intended. You see, things like this *weigh down a Pawnee swami-ribber.*
(Mae Scanlan)

If John Dryden were alive today and having lunch at McDonald’s, he would
never order a hamburger: He believed that *a bun is the lowest form of
wheat. *(Gary Crockett)

Lois always accompanied her husband during his bowling tournaments by
bringing along her antique harp, which she played continually. Finally,
someone on the other team had had enough — he yanked the instrument out
of Lois’s hands, hurled it to the floor, and slammed his bowling ball on
it. “Don’t worry,” said her husband, “we can fix it.” “Fix it?” sobbed
Lois. “Look at it! It’s *nothing but a ball-defaced lyre!”* (Neal
Starkman, Seattle)

The tribal council wanted to hold an event for married couples only, so
it decided to require each couple to display wedding rings at the door.
As the sign read: *“A band on all Hopi who enter here.” *(Mark Raffman,
Reston, Va.)

Down on his luck, Sylvester Stallone was appearing off-off-Broadway in a
production of “Hair,” for which he had to let his locks grow long and
tangled. But he wouldn’t even tidy himself on his off days — even though
his friends pleaded: *“There’s no play, Sly! Comb!” *(Ann Martin, Falls
Church, Va.)

Traveling in New Brunswick, you’re invited to a local’s home for a
traditional Acadian meal of poutine, pea soup and fried smelt. In the
middle of the meal, with your mouth full, you have to sneeze. Fearing
you’re about to splatter your hosts with chewed-up fish, you clamp your
mouth shut and clasp your hands over your face. The result: *Smelts in
your mouth, snot in your hands. *(Warren Tanabe, Annapolis, Md.)
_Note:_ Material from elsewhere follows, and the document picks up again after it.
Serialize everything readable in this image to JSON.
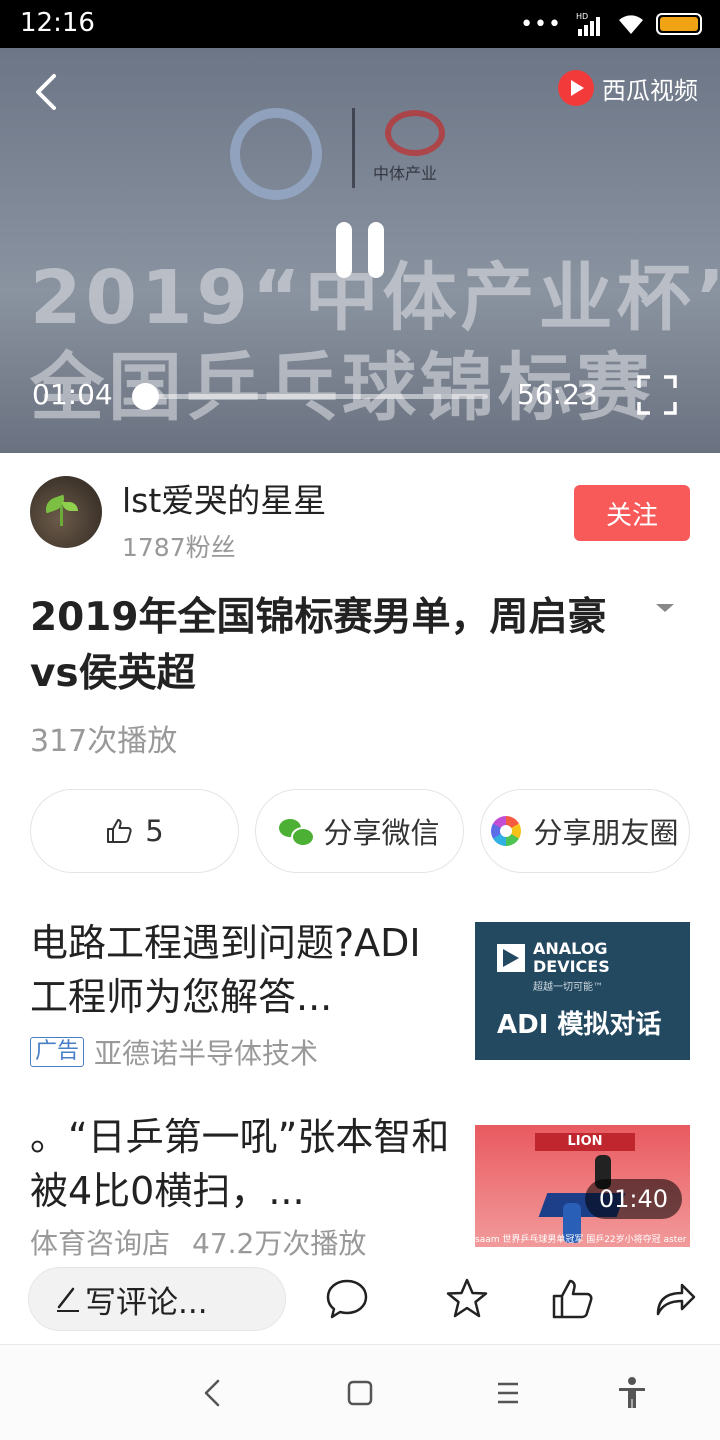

My parents told me the bittersweet tale of Great Aunt Connie who came to
America from England between the wars. Her wealthy, handsome fiancé
literally missed the boat. On the transatlantic trip, she suspected he
had had cold feet and then embarked on a shipboard romance with another
man. He was somewhat plain, but devoted to her. Still, everyone thought
that *Constance of that passage may have settled in transit.* (Jeff
Contompasis, Ashburn, Va.)

Yeah, yeah, we’ve all heard the story: Julius Caesar was stabbed to
death by Brutus and Cassius. Well, guess what? It’s a crock. The truth
is that Caesar was poisoned — with a hemlock-laced yam. Don’t believe
it? Listen closely to his last words: *“A tuber root, eh?” *(Chris Doyle)
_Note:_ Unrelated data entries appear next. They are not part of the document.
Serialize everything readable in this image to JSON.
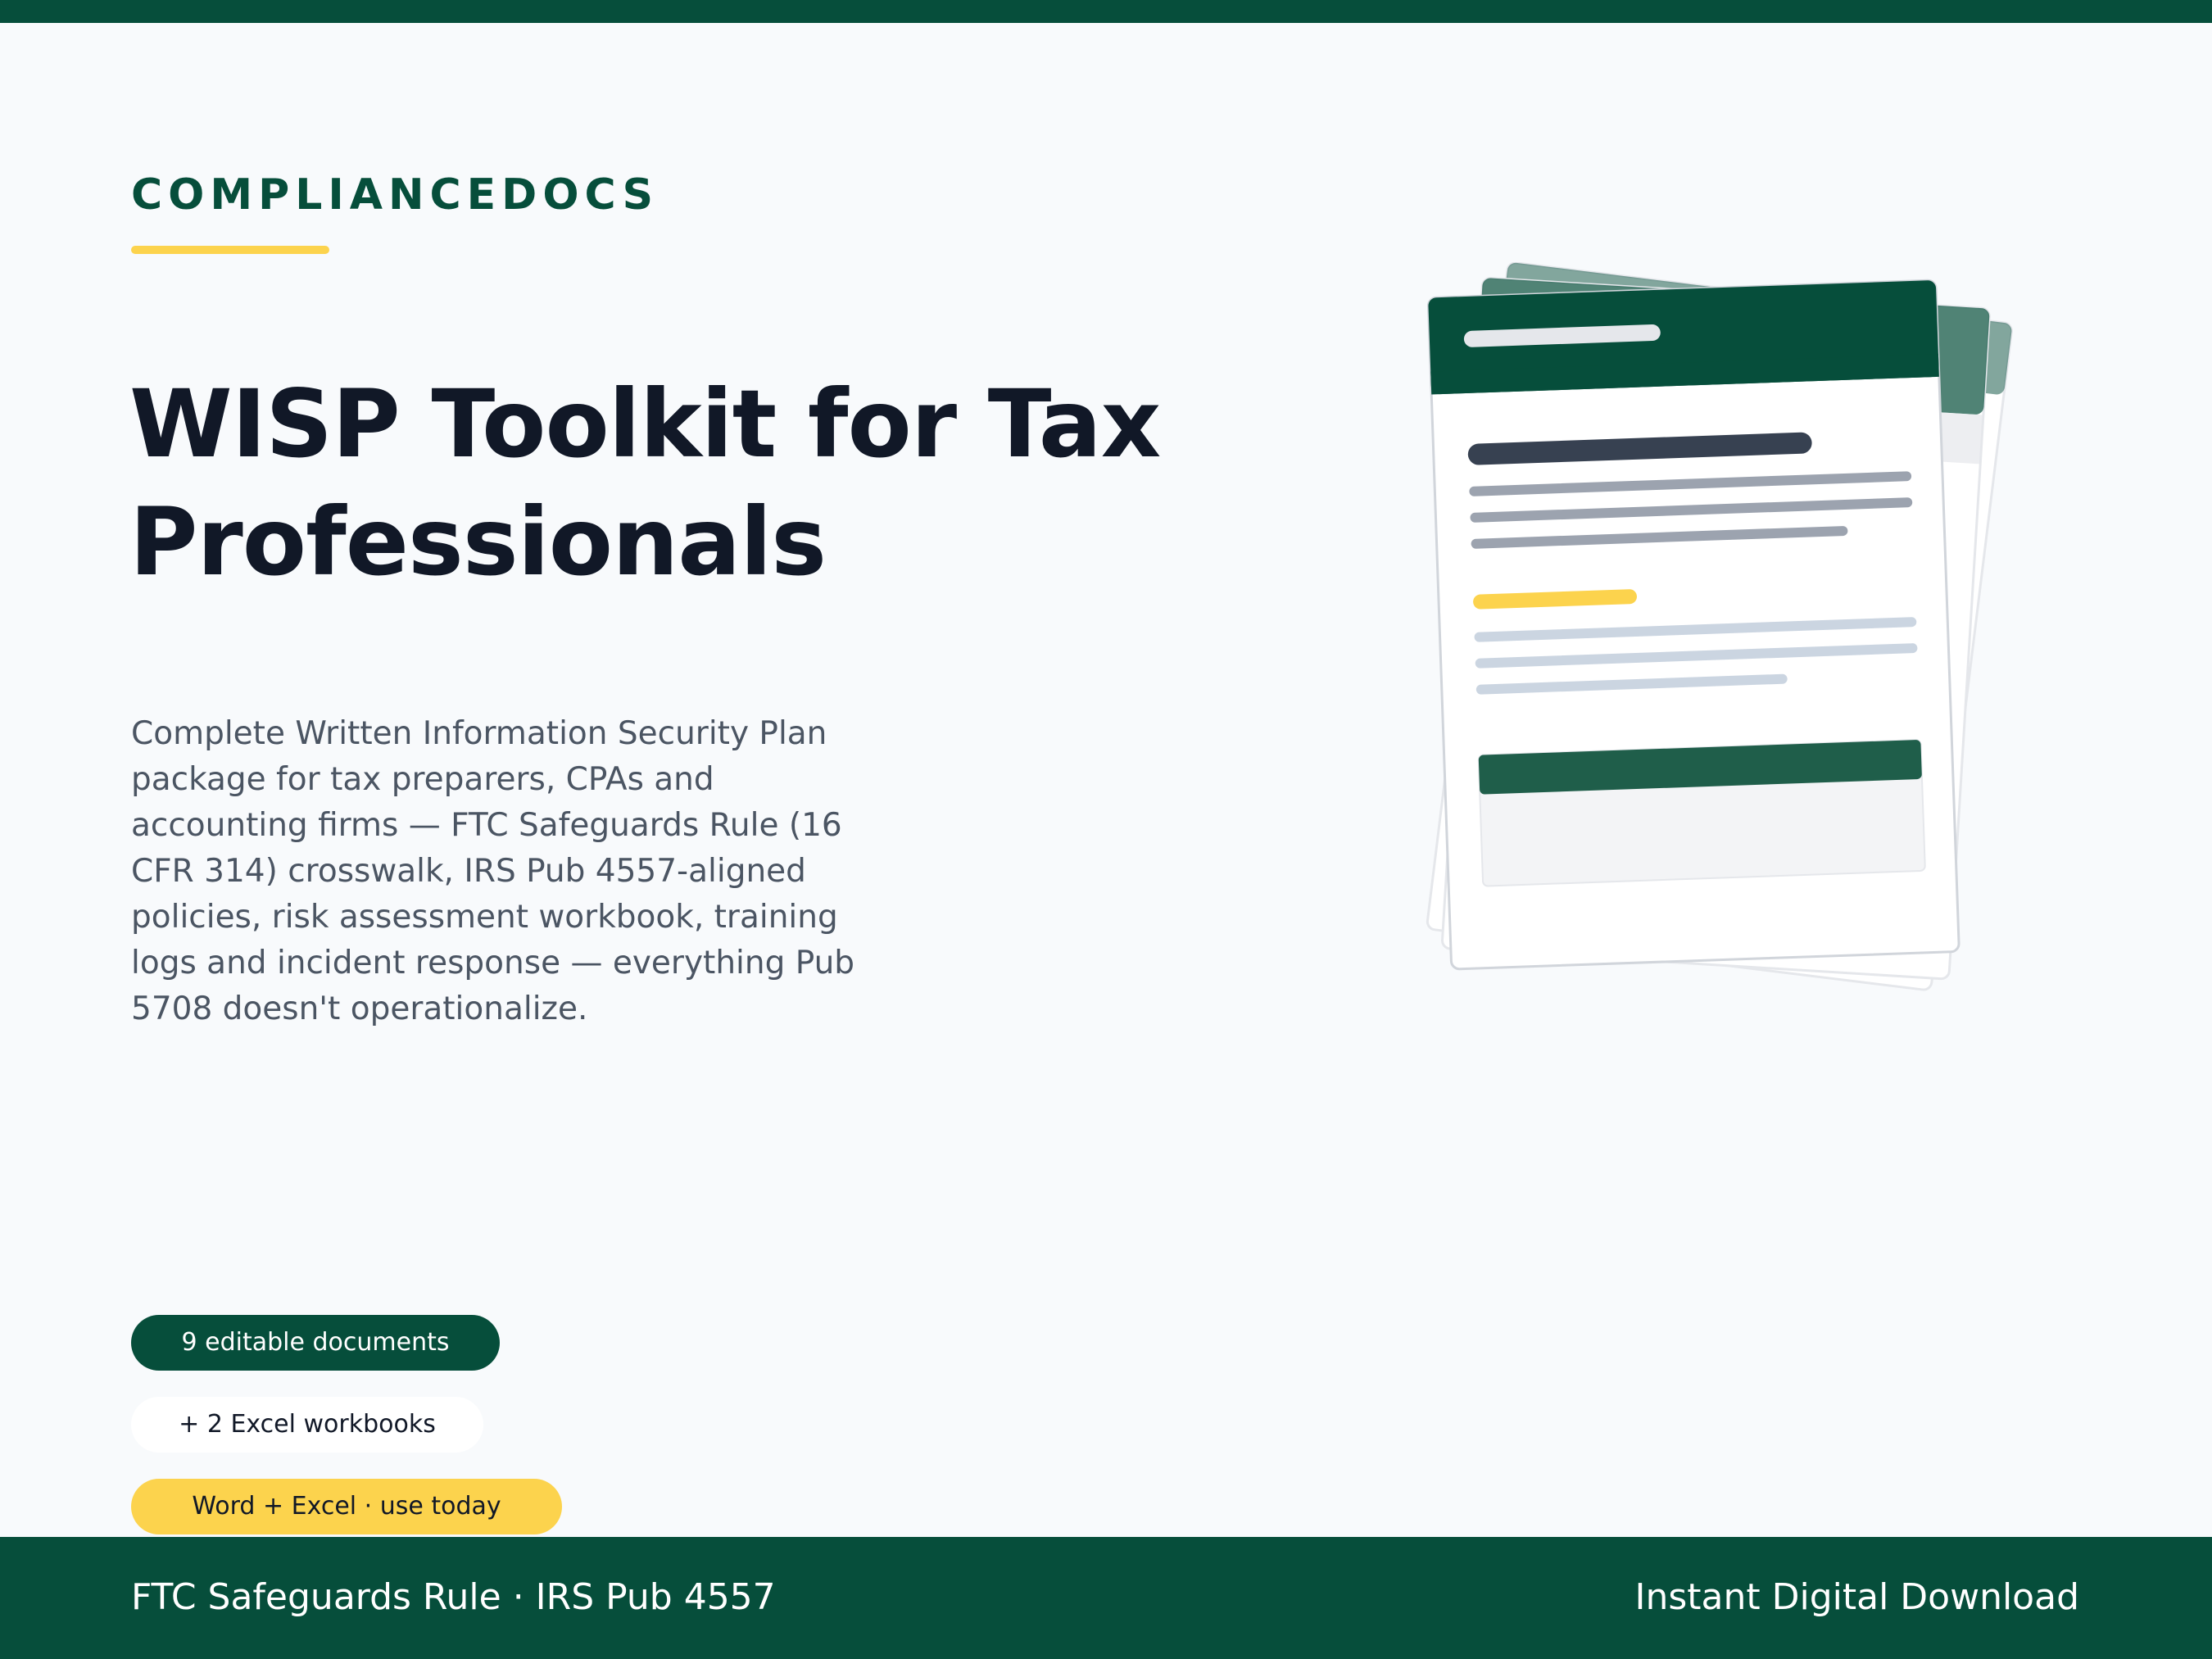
{
  "brand": {
    "name": "COMPLIANCEDOCS",
    "accent_color": "#fcd34d",
    "primary_color": "#064e3b"
  },
  "hero": {
    "title": "WISP Toolkit for Tax Professionals",
    "description": "Complete Written Information Security Plan package for tax preparers, CPAs and accounting firms — FTC Safeguards Rule (16 CFR 314) crosswalk, IRS Pub 4557-aligned policies, risk assessment workbook, training logs and incident response — everything Pub 5708 doesn't operationalize."
  },
  "badges": {
    "documents": "9 editable documents",
    "workbooks": "+ 2 Excel workbooks",
    "formats": "Word + Excel · use today"
  },
  "footer": {
    "left_text": "FTC Safeguards Rule · IRS Pub 4557",
    "right_text": "Instant Digital Download"
  },
  "illustration": {
    "icon": "document-stack-icon"
  }
}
Young romance could be risky in the old days in the mountains. During
one 19th-century family feud, a young Romeo tried to elope with his
Juliet. But the girl’s daddy hunted them down, shot the boy in the
ankles and dragged his daughter home — leaving him *footless and
fiancee-free. *(Jeff Contompasis)

“Wake up!” said my hubby on Christmas morning. He hurried me into the
car. Our first stop, a brambly field where a quartet of sheepdogs were
herding a flock, their coats bearing bits of the underbrush. Next, our
neighborhood barbershop, where a trio of our pals were being shaved.
Quickly on to the University of Maryland golf course, where the No. 1-
and No. 2-ranked players teed off, both whiffing badly. I knew then
where our final stop would be: the National Arboretum’s prize oak tree.
Nestled in its branches devoid of foliage, I spied what I was looking
for: a postcard of Skyline Drive. After all these years, the romance was
not dead. For my true love gave to me … *four collie burrs, three friend
chins, two Turtle duffs, and a park ridge in a bare tree. *(Nan Reiner)

*And Last: *The Empress’s predecessor at The Style Invitational scored
two tickets to “The Importance of Being Earnest” at the National
Theatre. Dressing for the show, he draped one of his wife’s silk scarves
around his neck, tied it into an elaborate bow and asked, “What d’ya
think, hon?” She turned, rolled her eyes and said: “Yeah, sure, *wear
the Wilde thing, Czar.”* (Chris Doyle)

*Still running — deadline Monday night: Our contest to pair a TV show
with a comically fitting song. See
. *